Plus, Lee has no partner for the 50-50 coin flip. Gruden thus had to get creative – with tongue in cheek, it appears – when thinking of a player who could take Lee's spot if he's unable to go.
"He's getting better and he's questionable also," said Gruden. "So we might need to use [offensive tackle Todd] Steussie as a wide receiver this week; we're working with him. He's capable of stretching the field. He's very athletic. You'd be surprised."
Assuming the 320-pound Steussie isn't going to be running any hitch-and-goes (or is it hitches-and-go?) on Sunday, the Bucs have to hope they can get at least one or two of those three receivers to fall on the good side of questionable.
If not, well it really won't be much of a departure from the way the rest of the season has gone.
"We've had to adjust to too many changes at that position; it's not new to us," said Gruden. "We've had four different starters at split end in seven games, so if we have another one this week, that will be just another part of the growing pains, I guess."
Second-year quarterback Chris Simms, who earned an elevation to the starting lineup in Week Five only to suffer an injury to his throwing shoulder in the first quarter at New Orleans, is the fourth player to appear under the questionable heading on the injury report.
Though the team had the day off, Simms came to team headquarters on Tuesday morning to conduct his most extensive throwing workout since suffering the injury on October 10. The session was promising; even more so was the way Simms felt on Wednesday morning.
"That's been the most encouraging thing," he said. "Yesterday was the first day I've really thrown the ball hard, and I woke up today and felt great. It has been getting better and better every day. If I wasn't playing quarterback, I would have been playing two weeks ago. Since it's my throwing shoulder, it's a strange injury."
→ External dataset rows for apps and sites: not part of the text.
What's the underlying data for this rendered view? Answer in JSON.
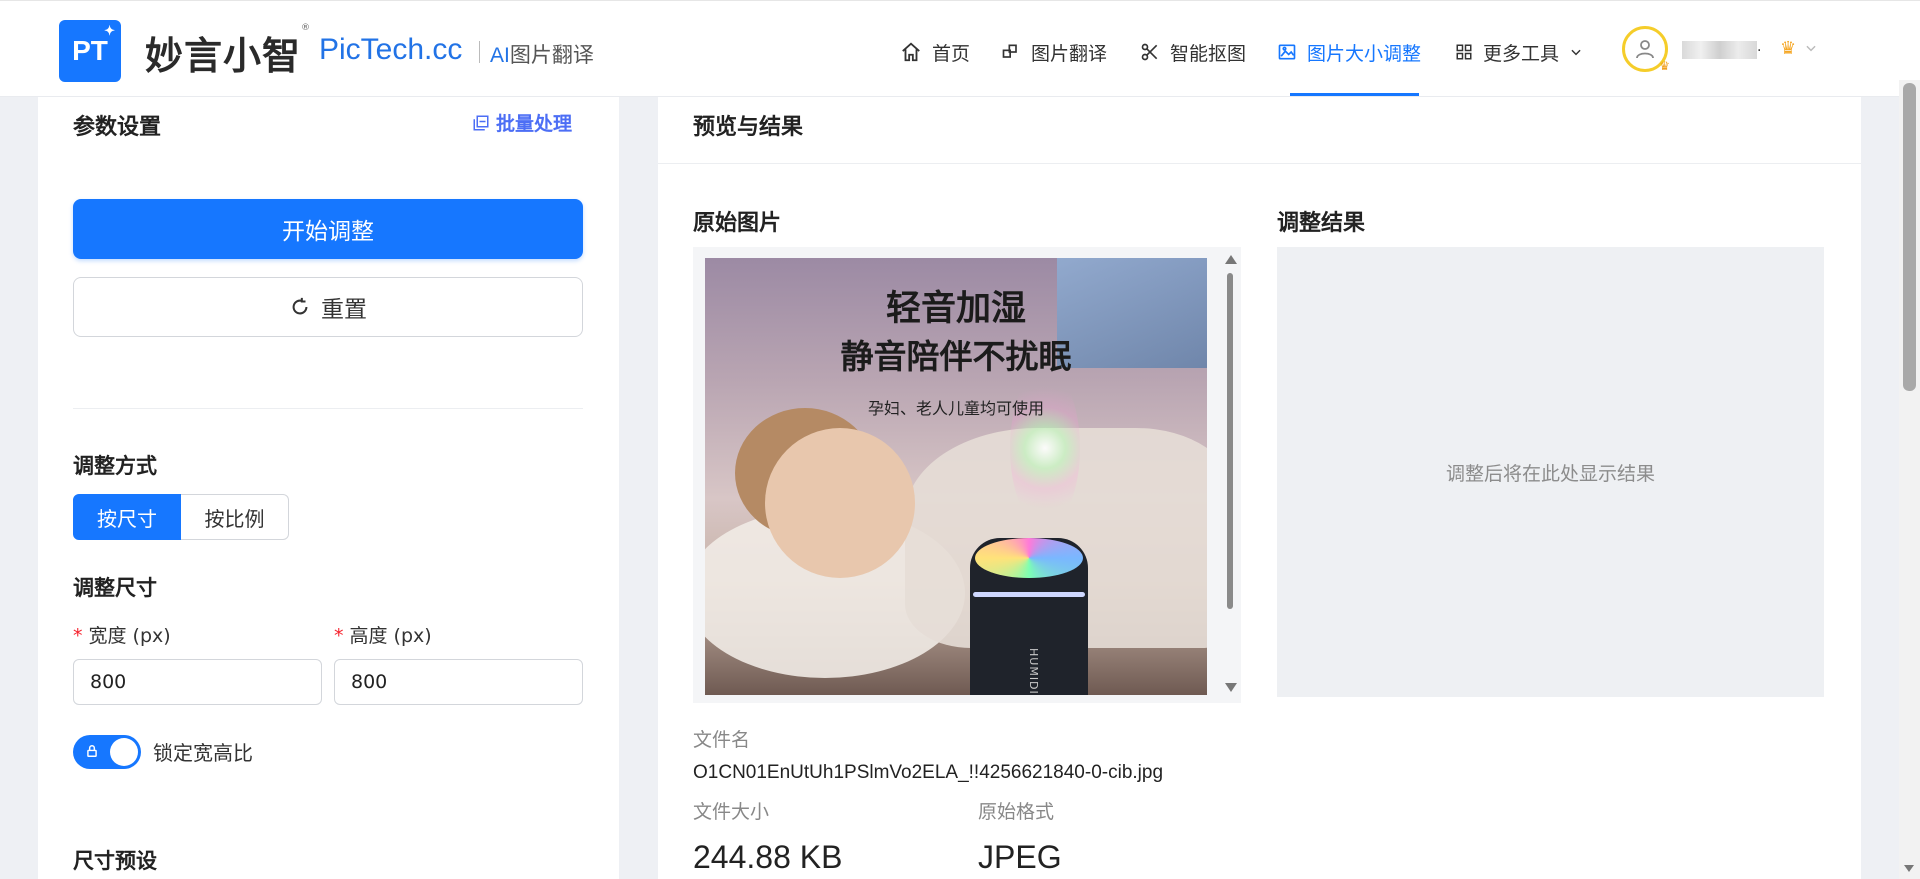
{
  "header": {
    "logo_text": "PT",
    "brand_cn": "妙言小智",
    "brand_en": "PicTech.cc",
    "brand_ai_prefix": "AI",
    "brand_ai_suffix": "图片翻译",
    "nav": [
      {
        "label": "首页",
        "icon": "home-icon"
      },
      {
        "label": "图片翻译",
        "icon": "translate-icon"
      },
      {
        "label": "智能抠图",
        "icon": "scissors-icon"
      },
      {
        "label": "图片大小调整",
        "icon": "image-icon",
        "active": true
      },
      {
        "label": "更多工具",
        "icon": "grid-icon"
      }
    ],
    "user_suffix": "."
  },
  "left": {
    "title": "参数设置",
    "batch_label": "批量处理",
    "start_label": "开始调整",
    "reset_label": "重置",
    "mode_label": "调整方式",
    "mode_options": [
      "按尺寸",
      "按比例"
    ],
    "mode_selected": "按尺寸",
    "size_label": "调整尺寸",
    "width_label": "宽度 (px)",
    "height_label": "高度 (px)",
    "width_value": "800",
    "height_value": "800",
    "lock_label": "锁定宽高比",
    "lock_on": true,
    "preset_label": "尺寸预设"
  },
  "right": {
    "title": "预览与结果",
    "original_title": "原始图片",
    "result_title": "调整结果",
    "result_placeholder": "调整后将在此处显示结果",
    "image_text": {
      "line1": "轻音加湿",
      "line2": "静音陪伴不扰眠",
      "line3": "孕妇、老人儿童均可使用",
      "device_label": "HUMIDIFIER"
    },
    "filename_label": "文件名",
    "filename": "O1CN01EnUtUh1PSlmVo2ELA_!!4256621840-0-cib.jpg",
    "filesize_label": "文件大小",
    "filesize": "244.88 KB",
    "format_label": "原始格式",
    "format": "JPEG"
  },
  "colors": {
    "accent": "#1677ff",
    "brand_blue": "#2273e6",
    "batch": "#4c6ef5",
    "crown": "#f5a623"
  }
}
Brian Griese will make his third consecutive start on Sunday and has put somewhat of a grip on the job with his outstanding play. Brad Johnson, the starter in the first four games, is likely to serve as the primary backup again as Simms's encouraging progress may not be enough to convince the team he is fully recovered.
(on Chris Simms) "He's getting better but he's not quite ready to go," said Gruden. "I expect him to be very questionable to be able to play."
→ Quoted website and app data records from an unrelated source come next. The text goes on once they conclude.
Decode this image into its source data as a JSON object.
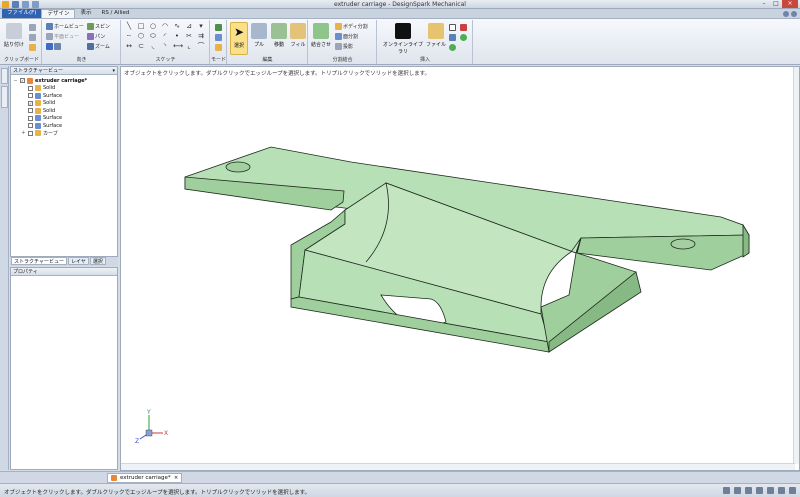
{
  "window": {
    "title": "extruder carriage - DesignSpark Mechanical"
  },
  "tabs": {
    "file": "ファイル(F)",
    "design": "デザイン",
    "display": "表示",
    "allied": "RS / Allied"
  },
  "ribbon": {
    "clipboard": {
      "paste": "貼り付け",
      "label": "クリップボード"
    },
    "orient": {
      "home": "ホームビュー",
      "plane": "平面ビュー",
      "rotate": "スピン",
      "pan": "パン",
      "zoom": "ズーム",
      "label": "向き"
    },
    "sketch": {
      "label": "スケッチ"
    },
    "mode": {
      "label": "モード"
    },
    "edit": {
      "select": "選択",
      "pull": "プル",
      "move": "移動",
      "fill": "フィル",
      "label": "編集"
    },
    "intersect": {
      "combine": "結合させ",
      "split_body": "ボディ分割",
      "split_face": "面分割",
      "project": "投影",
      "label": "分割結合"
    },
    "insert": {
      "online_library": "オンラインライブラリ",
      "file": "ファイル",
      "label": "挿入"
    }
  },
  "structure": {
    "header": "ストラクチャービュー",
    "root": "extruder carriage*",
    "items": [
      {
        "label": "Solid",
        "checked": false,
        "icon_color": "#e8b24a"
      },
      {
        "label": "Surface",
        "checked": false,
        "icon_color": "#6a8fcf"
      },
      {
        "label": "Solid",
        "checked": true,
        "icon_color": "#e8b24a"
      },
      {
        "label": "Solid",
        "checked": false,
        "icon_color": "#e8b24a"
      },
      {
        "label": "Surface",
        "checked": false,
        "icon_color": "#6a8fcf"
      },
      {
        "label": "Surface",
        "checked": false,
        "icon_color": "#6a8fcf"
      },
      {
        "label": "カーブ",
        "checked": false,
        "icon_color": "#e8b24a"
      }
    ]
  },
  "panel_tabs": [
    "ストラクチャービュー",
    "レイヤ",
    "選択"
  ],
  "properties": {
    "header": "プロパティ"
  },
  "viewport": {
    "hint": "オブジェクトをクリックします。ダブルクリックでエッジループを選択します。トリプルクリックでソリッドを選択します。",
    "axes": {
      "x": "X",
      "y": "Y",
      "z": "Z"
    }
  },
  "document_tab": {
    "name": "extruder carriage*",
    "close": "×"
  },
  "status": {
    "text": "オブジェクトをクリックします。ダブルクリックでエッジループを選択します。トリプルクリックでソリッドを選択します。"
  },
  "colors": {
    "part_top": "#b8e0b6",
    "part_side": "#9fcf9c",
    "part_dark": "#86b984",
    "part_edge": "#1d2b1d",
    "accent": "#2f62b3"
  }
}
Simms said he plans to throw again on Thursday. While he might make about 150 tosses a day during a normal week of preparation for a game, he is currently throwing about 75-80 times a day. He is easing his way back to full strength.
"I probably could throw it 150 times but there's just no point in trying to test it right now," said Simms.
Brooks: An MVP Again
Linebacker Derrick Brooks was named the Ameriquest Neighborhood MVP for Week 6 of the NFL regular season.
Brooks was honored for his work in Pensacola with victims of Hurricane Ivan. Mere days after Ivan ravaged the panhandle, Brooks went to work restoring the town in which he grew up. Organizing a collection at the Buccaneers' September 19 home game and pledging $1,000 for every tackle during the same game, Brooks, along with thousands of generous Buccaneer fans, was able to raise $45,000 (to date). Brooks also recorded PSAs that ran at that game and continue to run on local sports radio stations. With Thanksgiving just around the corner, Brooks is also planning to donate 100 turkey dinners with all the trimmings to the families of Boys and Girls Club members in Pensacola.
The Ameriquest Neighborhood MVP Award recognizes an NFL player each week during the regular season for his dedication to making physical improvements to neighborhoods in his community.
The winners of the Ameriquest Neighborhood MVP Award are selected each week for their outstanding work in their community. Ameriquest also makes a $1,000 donation each week to the charitable organization designated by the Neighborhood MVP.